> [WHAT THIS TASK INVOLVES]
Return each line of the records below that contains the word "true".

[Opening SUPPLIED MATERIAL section]

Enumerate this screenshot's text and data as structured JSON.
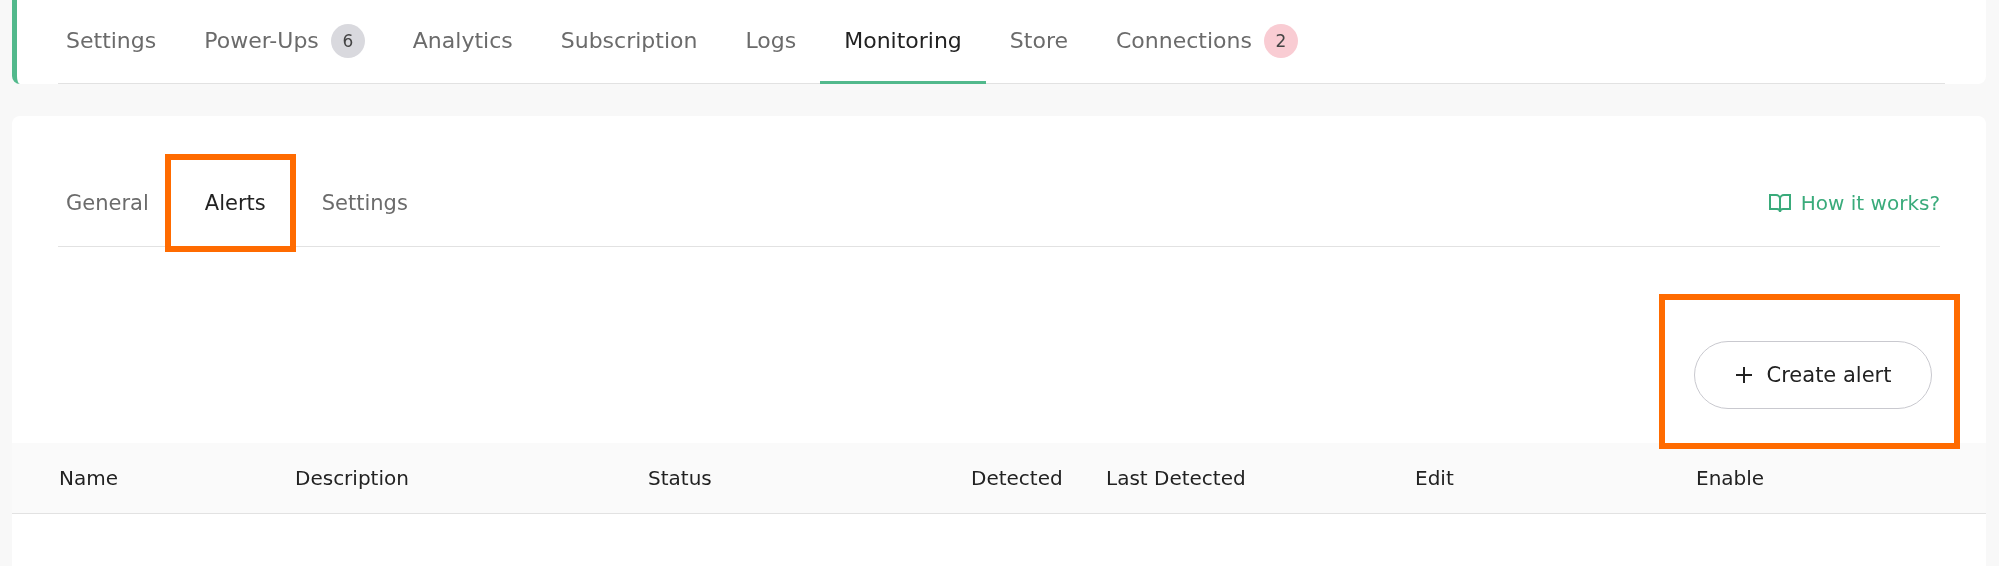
{
  "top_tabs": [
    {
      "label": "Settings",
      "selected": false
    },
    {
      "label": "Power-Ups",
      "selected": false,
      "badge": "6",
      "color": "#d9d9de"
    },
    {
      "label": "Analytics",
      "selected": false
    },
    {
      "label": "Subscription",
      "selected": false
    },
    {
      "label": "Logs",
      "selected": false
    },
    {
      "label": "Monitoring",
      "selected": true
    },
    {
      "label": "Store",
      "selected": false
    },
    {
      "label": "Connections",
      "selected": false,
      "badge": "2",
      "color": "#f9ccd3"
    }
  ],
  "sub_tabs": [
    {
      "label": "General",
      "selected": false,
      "highlighted": false
    },
    {
      "label": "Alerts",
      "selected": true,
      "highlighted": true
    },
    {
      "label": "Settings",
      "selected": false,
      "highlighted": false
    }
  ],
  "help_link": "How it works?",
  "create_button": {
    "label": "Create alert",
    "highlighted": true
  },
  "table": {
    "columns": [
      "Name",
      "Description",
      "Status",
      "Detected",
      "Last Detected",
      "Edit",
      "Enable"
    ]
  }
}
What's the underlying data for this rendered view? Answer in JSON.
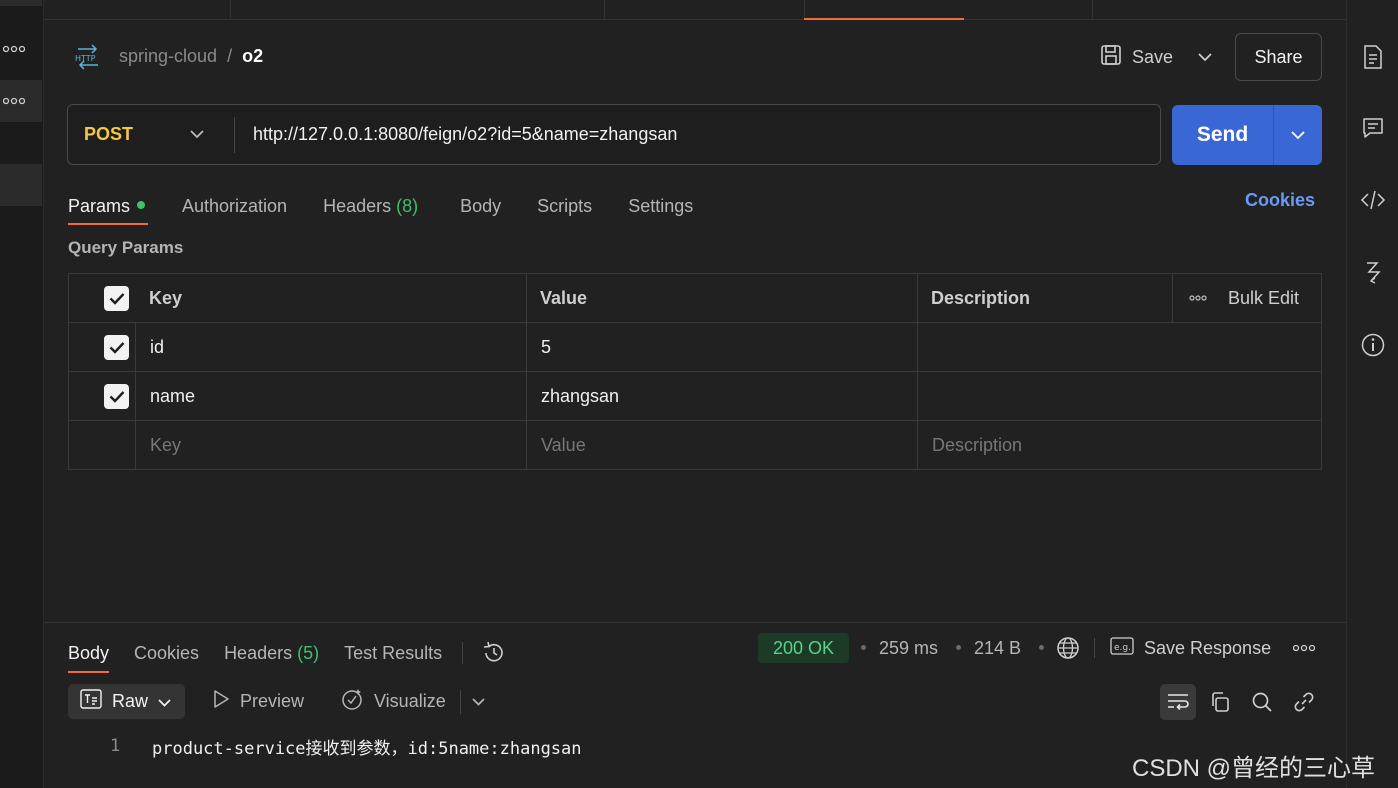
{
  "breadcrumb": {
    "collection": "spring-cloud",
    "separator": "/",
    "request_name": "o2"
  },
  "header": {
    "save_label": "Save",
    "share_label": "Share"
  },
  "request": {
    "method": "POST",
    "url": "http://127.0.0.1:8080/feign/o2?id=5&name=zhangsan",
    "send_label": "Send"
  },
  "request_tabs": {
    "params": "Params",
    "authorization": "Authorization",
    "headers": "Headers",
    "headers_count": "(8)",
    "body": "Body",
    "scripts": "Scripts",
    "settings": "Settings",
    "cookies": "Cookies"
  },
  "query_params": {
    "title": "Query Params",
    "columns": {
      "key": "Key",
      "value": "Value",
      "description": "Description",
      "bulk_edit": "Bulk Edit"
    },
    "rows": [
      {
        "key": "id",
        "value": "5",
        "description": ""
      },
      {
        "key": "name",
        "value": "zhangsan",
        "description": ""
      }
    ],
    "placeholders": {
      "key": "Key",
      "value": "Value",
      "description": "Description"
    }
  },
  "response": {
    "tabs": {
      "body": "Body",
      "cookies": "Cookies",
      "headers": "Headers",
      "headers_count": "(5)",
      "test_results": "Test Results"
    },
    "status": "200 OK",
    "time": "259 ms",
    "size": "214 B",
    "save_response": "Save Response",
    "formats": {
      "raw": "Raw",
      "preview": "Preview",
      "visualize": "Visualize"
    },
    "body_lines": [
      {
        "n": "1",
        "text": "product-service接收到参数，id:5name:zhangsan"
      }
    ]
  },
  "watermark": "CSDN @曾经的三心草",
  "colors": {
    "accent": "#f26b3a",
    "send": "#3a67d6",
    "method": "#f5c842",
    "status": "#57d38c",
    "link": "#6a9af5"
  },
  "icons": [
    "http-icon",
    "save-icon",
    "chevron-down-icon",
    "more-icon",
    "history-icon",
    "globe-icon",
    "example-icon",
    "raw-text-icon",
    "play-icon",
    "visualize-icon",
    "wrap-icon",
    "copy-icon",
    "search-icon",
    "link-icon",
    "docs-icon",
    "comment-icon",
    "code-icon",
    "related-icon",
    "info-icon"
  ]
}
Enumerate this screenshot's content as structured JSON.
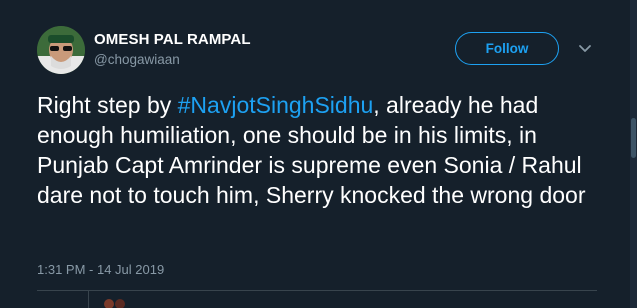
{
  "user": {
    "display_name": "OMESH PAL RAMPAL",
    "handle": "@chogawiaan"
  },
  "follow_label": "Follow",
  "tweet": {
    "text_before": "Right step by ",
    "hashtag": "#NavjotSinghSidhu",
    "text_after": ", already he had enough humiliation, one should be in his limits,  in Punjab Capt Amrinder is supreme even Sonia / Rahul dare not to touch him, Sherry knocked the wrong door",
    "timestamp": "1:31 PM - 14 Jul 2019"
  },
  "icons": [
    "avatar",
    "chevron-down-icon"
  ],
  "colors": {
    "background": "#15202b",
    "accent": "#1da1f2",
    "secondary_text": "#8899a6",
    "primary_text": "#ffffff"
  }
}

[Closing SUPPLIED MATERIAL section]

> [ANSWER SPACE]
      "selected": true
      "selected": true,
      "highlighted": true
    "highlighted": true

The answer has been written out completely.